Document Type

Article

Journal/Book Title/Conference

Transactions of the American Fisheries Society

Volume

122

Issue

1

Publisher

American Fisheries Society

Publication Date

1993

First Page

112

Last Page

120

DOI

10.1577/1548-8659(1993)122<0112:EOMADO>2.3.CO;2

Abstract

To determine how moonlight and daylight affect hydroacoustic estimates of fish abundance, we used a dual-beam transducer and echo integration to survey pelagic fish (primarily Bonneville ciscoes Prosopium gemmifer) in Bear Lake, Utah and Idaho. During the new moon, the fish were dispersed (not schooling) below the thermocline, chiefly at the depths of 10–20 m. At full moon, they were dispersed but much closer to the bottom, where they were difficult to detect. Acoustic estimates offish density and biomass during full moons were approximately 50% of values derived during new moons. A diel survey during a new moon indicated that fish were widely dispersed in the water column at night, but formed schools at dawn.
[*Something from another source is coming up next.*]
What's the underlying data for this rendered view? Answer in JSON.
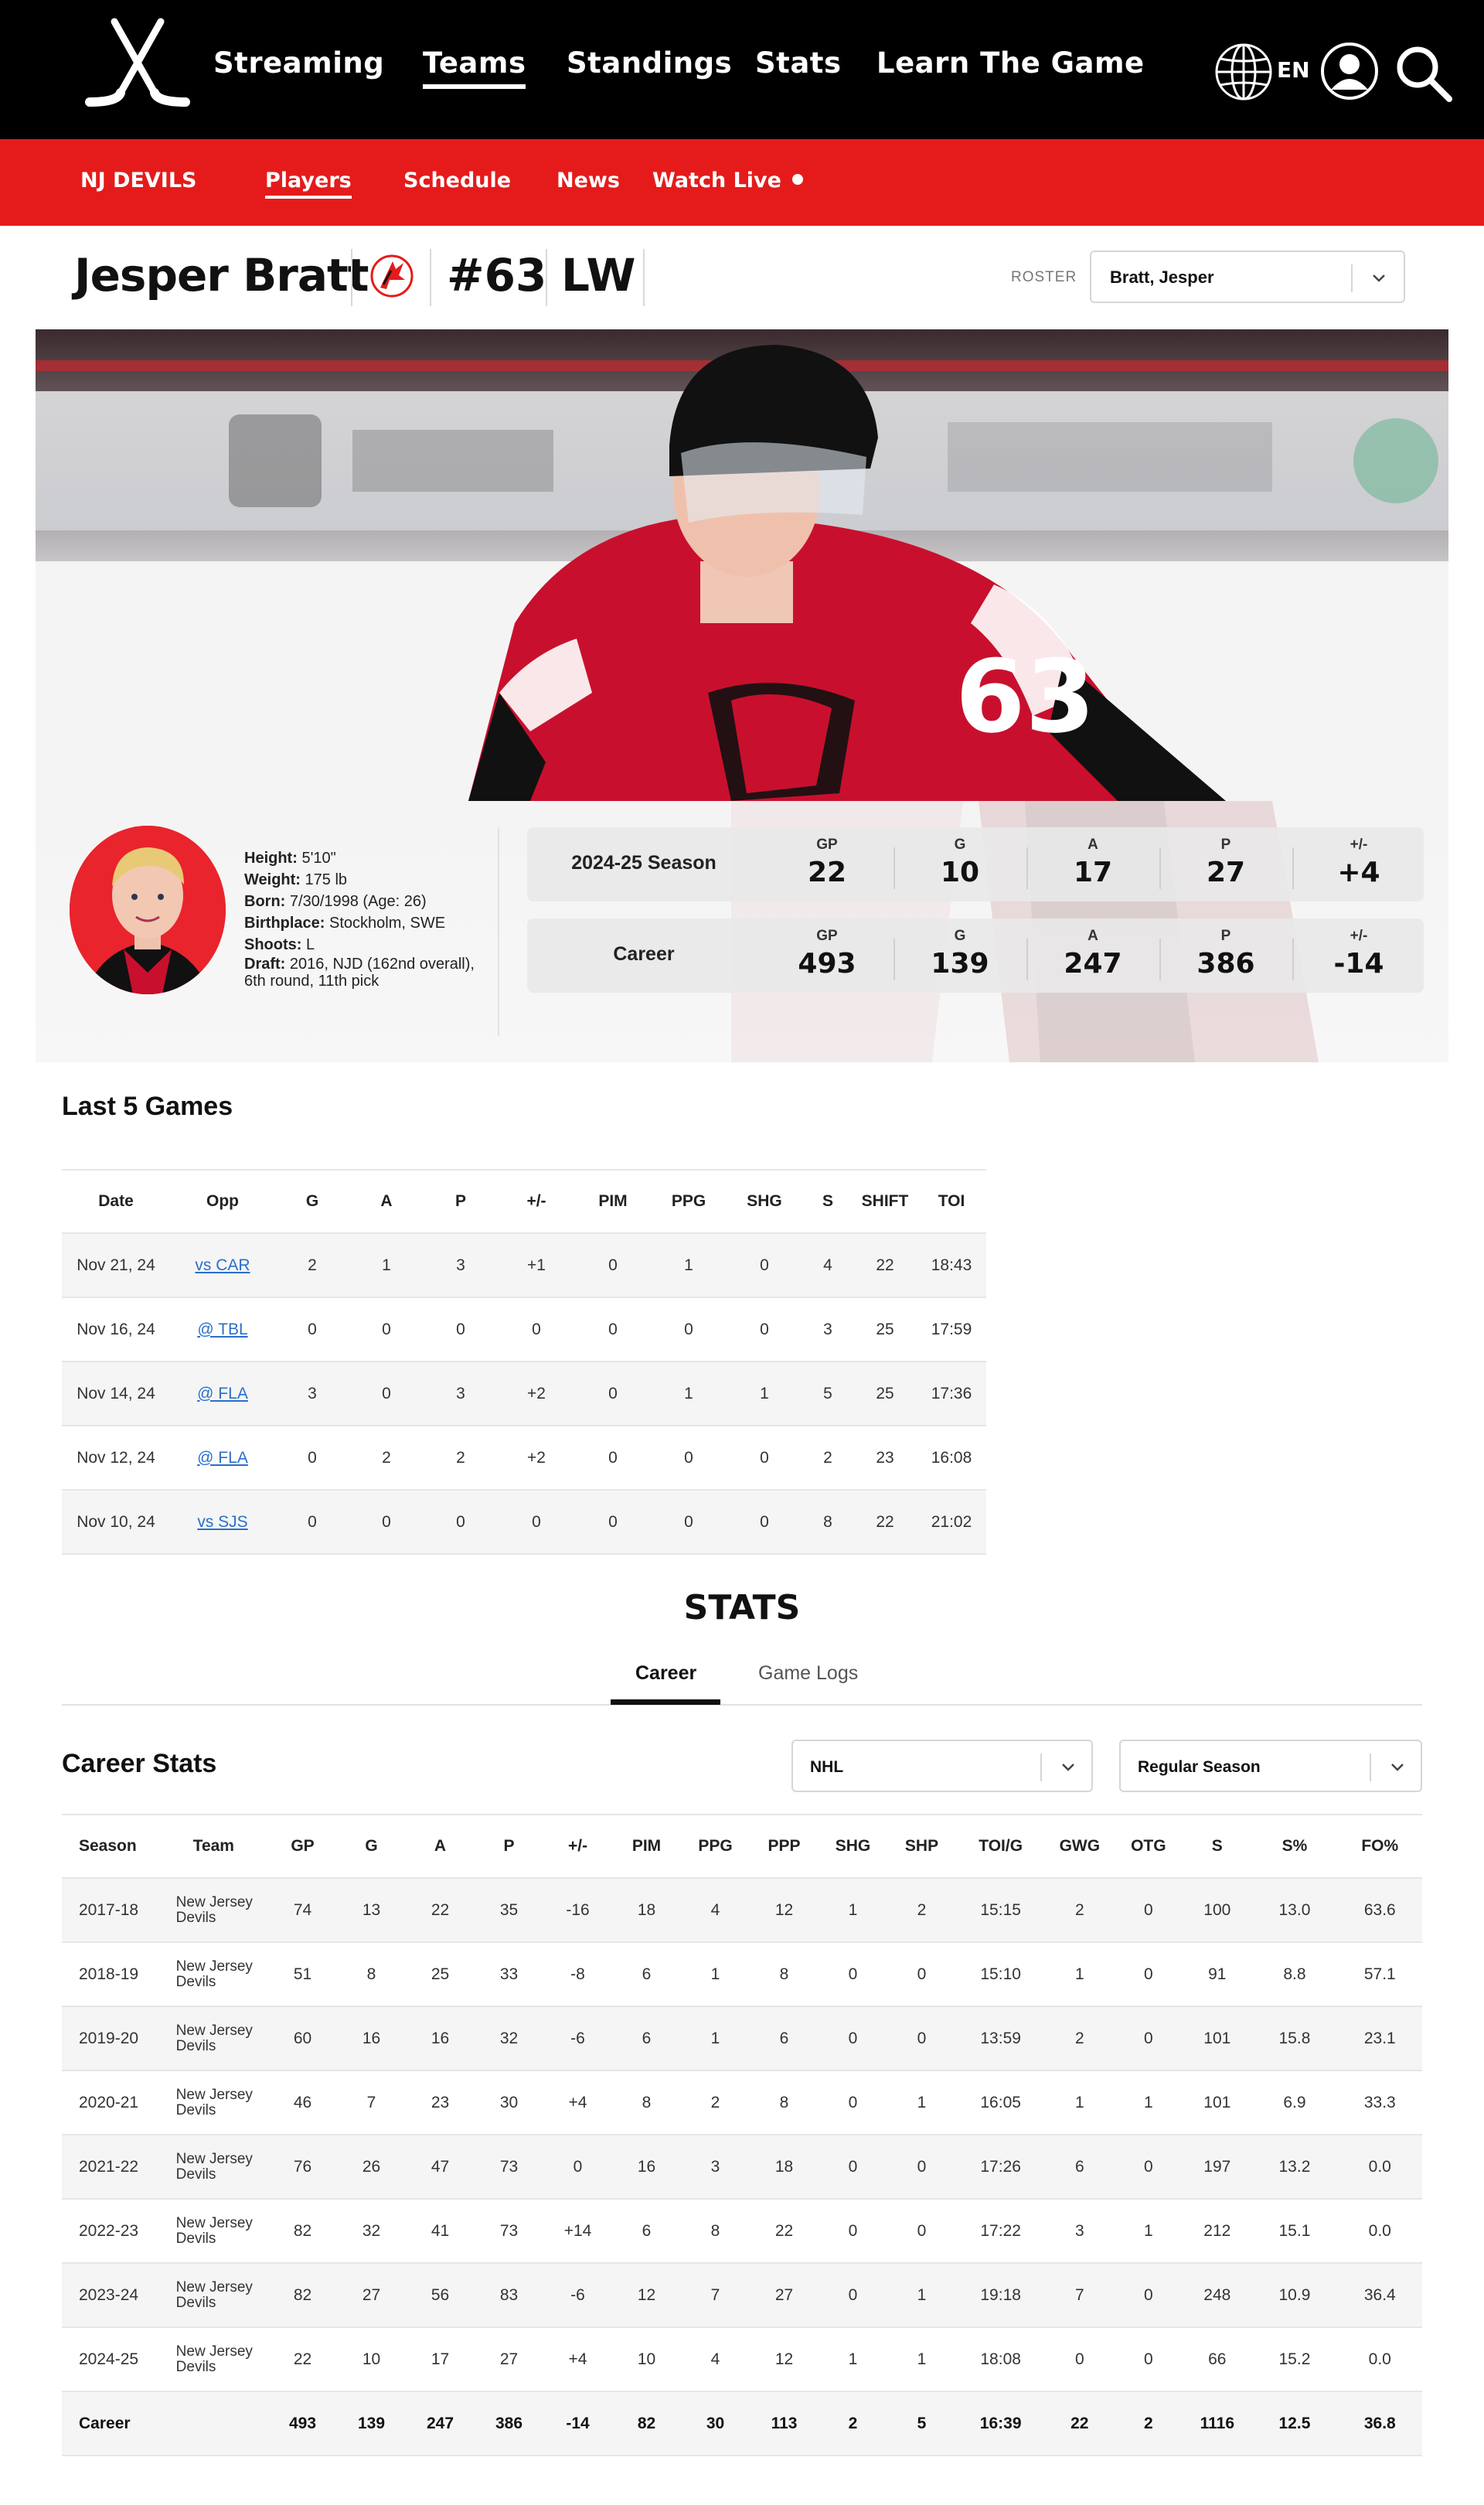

Our study indicated that light conditions must be standardized to insure consistent and comparable population estimates of some pelagic fishes.